━━━ Records for the exercise ━━━
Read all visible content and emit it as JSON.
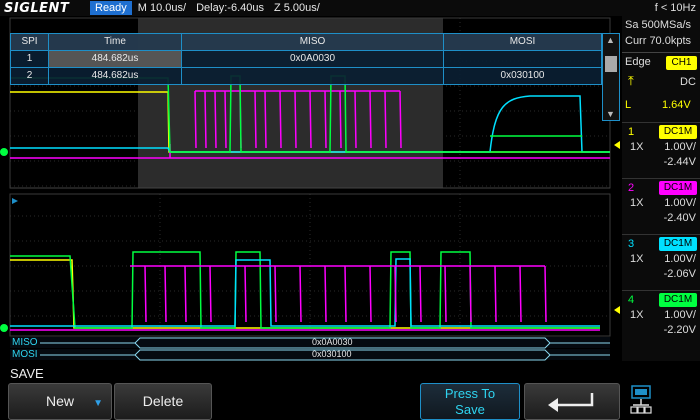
{
  "topbar": {
    "brand": "SIGLENT",
    "status": "Ready",
    "timebase": "M 10.0us/",
    "delay": "Delay:-6.40us",
    "zoom": "Z 5.00us/",
    "trigger_freq": "f < 10Hz"
  },
  "spi_table": {
    "headers": [
      "SPI",
      "Time",
      "MISO",
      "MOSI"
    ],
    "rows": [
      {
        "index": "1",
        "time": "484.682us",
        "miso": "0x0A0030",
        "mosi": ""
      },
      {
        "index": "2",
        "time": "484.682us",
        "miso": "",
        "mosi": "0x030100"
      }
    ]
  },
  "bus": {
    "miso_label": "MISO",
    "miso_value": "0x0A0030",
    "mosi_label": "MOSI",
    "mosi_value": "0x030100"
  },
  "acquisition": {
    "sample_rate": "Sa 500MSa/s",
    "curr_pts": "Curr 70.0kpts"
  },
  "trigger": {
    "type": "Edge",
    "source": "CH1",
    "coupling": "DC",
    "level_label": "L",
    "level": "1.64V"
  },
  "channels": [
    {
      "num": "1",
      "coupling": "DC1M",
      "probe": "1X",
      "scale": "1.00V/",
      "offset": "-2.44V",
      "color": "#ffff00"
    },
    {
      "num": "2",
      "coupling": "DC1M",
      "probe": "1X",
      "scale": "1.00V/",
      "offset": "-2.40V",
      "color": "#ff00ff"
    },
    {
      "num": "3",
      "coupling": "DC1M",
      "probe": "1X",
      "scale": "1.00V/",
      "offset": "-2.06V",
      "color": "#00e0ff"
    },
    {
      "num": "4",
      "coupling": "DC1M",
      "probe": "1X",
      "scale": "1.00V/",
      "offset": "-2.20V",
      "color": "#00ff40"
    }
  ],
  "menu": {
    "title": "SAVE",
    "new_label": "New",
    "delete_label": "Delete",
    "save_line1": "Press To",
    "save_line2": "Save",
    "back_icon": "return-arrow-icon"
  }
}
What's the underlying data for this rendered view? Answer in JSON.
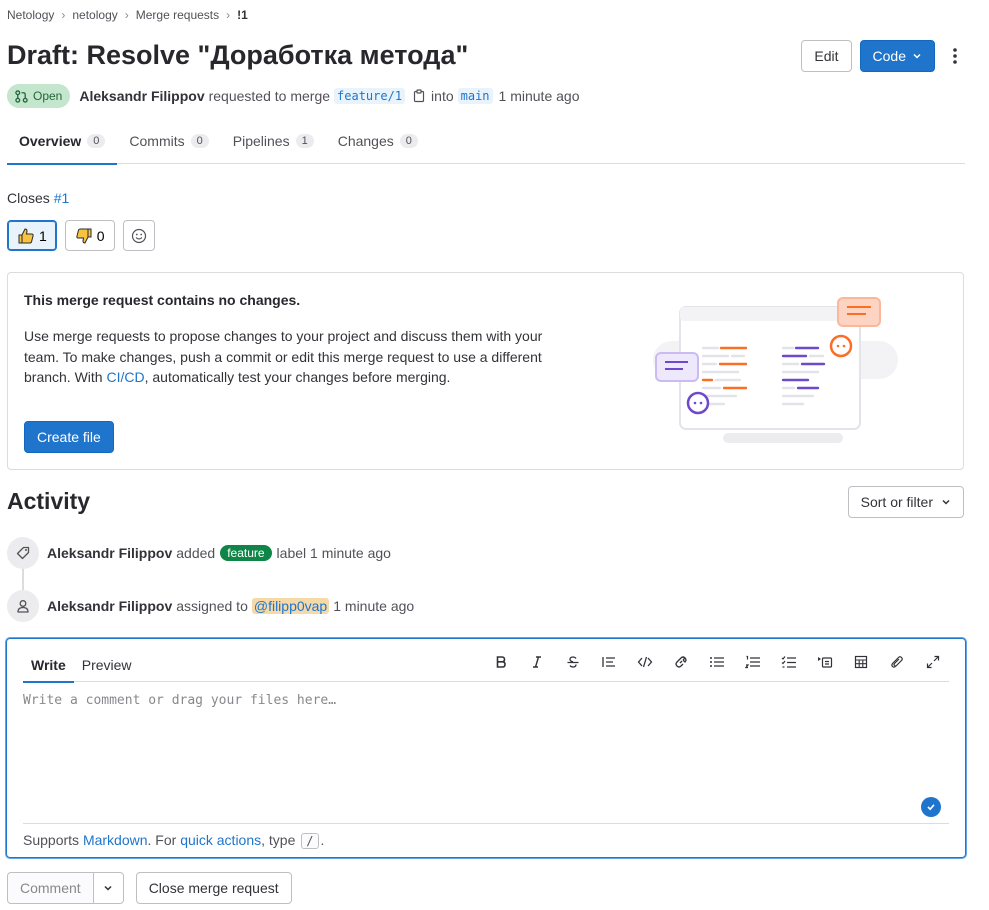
{
  "breadcrumb": [
    "Netology",
    "netology",
    "Merge requests",
    "!1"
  ],
  "title": "Draft: Resolve \"Доработка метода\"",
  "header": {
    "edit_label": "Edit",
    "code_label": "Code"
  },
  "meta": {
    "status": "Open",
    "author": "Aleksandr Filippov",
    "requested": "requested to merge",
    "source_branch": "feature/1",
    "into": "into",
    "target_branch": "main",
    "time": "1 minute ago"
  },
  "tabs": [
    {
      "label": "Overview",
      "count": "0"
    },
    {
      "label": "Commits",
      "count": "0"
    },
    {
      "label": "Pipelines",
      "count": "1"
    },
    {
      "label": "Changes",
      "count": "0"
    }
  ],
  "closes": {
    "prefix": "Closes",
    "issue": "#1"
  },
  "awards": {
    "thumbsup": "1",
    "thumbsdown": "0"
  },
  "empty_state": {
    "heading": "This merge request contains no changes.",
    "text_before": "Use merge requests to propose changes to your project and discuss them with your team. To make changes, push a commit or edit this merge request to use a different branch. With ",
    "link": "CI/CD",
    "text_after": ", automatically test your changes before merging.",
    "button": "Create file"
  },
  "activity": {
    "title": "Activity",
    "sort_label": "Sort or filter",
    "events": [
      {
        "who": "Aleksandr Filippov",
        "action": "added",
        "label": "feature",
        "suffix": "label 1 minute ago"
      },
      {
        "who": "Aleksandr Filippov",
        "action": "assigned to",
        "mention": "@filipp0vap",
        "suffix": "1 minute ago"
      }
    ]
  },
  "editor": {
    "tab_write": "Write",
    "tab_preview": "Preview",
    "placeholder": "Write a comment or drag your files here…",
    "footer_supports": "Supports",
    "footer_markdown": "Markdown",
    "footer_for": ". For",
    "footer_quick": "quick actions",
    "footer_type": ", type",
    "footer_kbd": "/",
    "footer_end": "."
  },
  "bottom": {
    "comment": "Comment",
    "close_mr": "Close merge request"
  },
  "colors": {
    "accent": "#1f75cb",
    "open_badge": "#c3e6cd",
    "label_feature": "#108548",
    "mention_bg": "#f5d9a8"
  }
}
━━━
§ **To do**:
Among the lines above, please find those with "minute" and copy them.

§ **Your solution**:
    "time": "1 minute ago"
        "suffix": "label 1 minute ago"
        "suffix": "1 minute ago"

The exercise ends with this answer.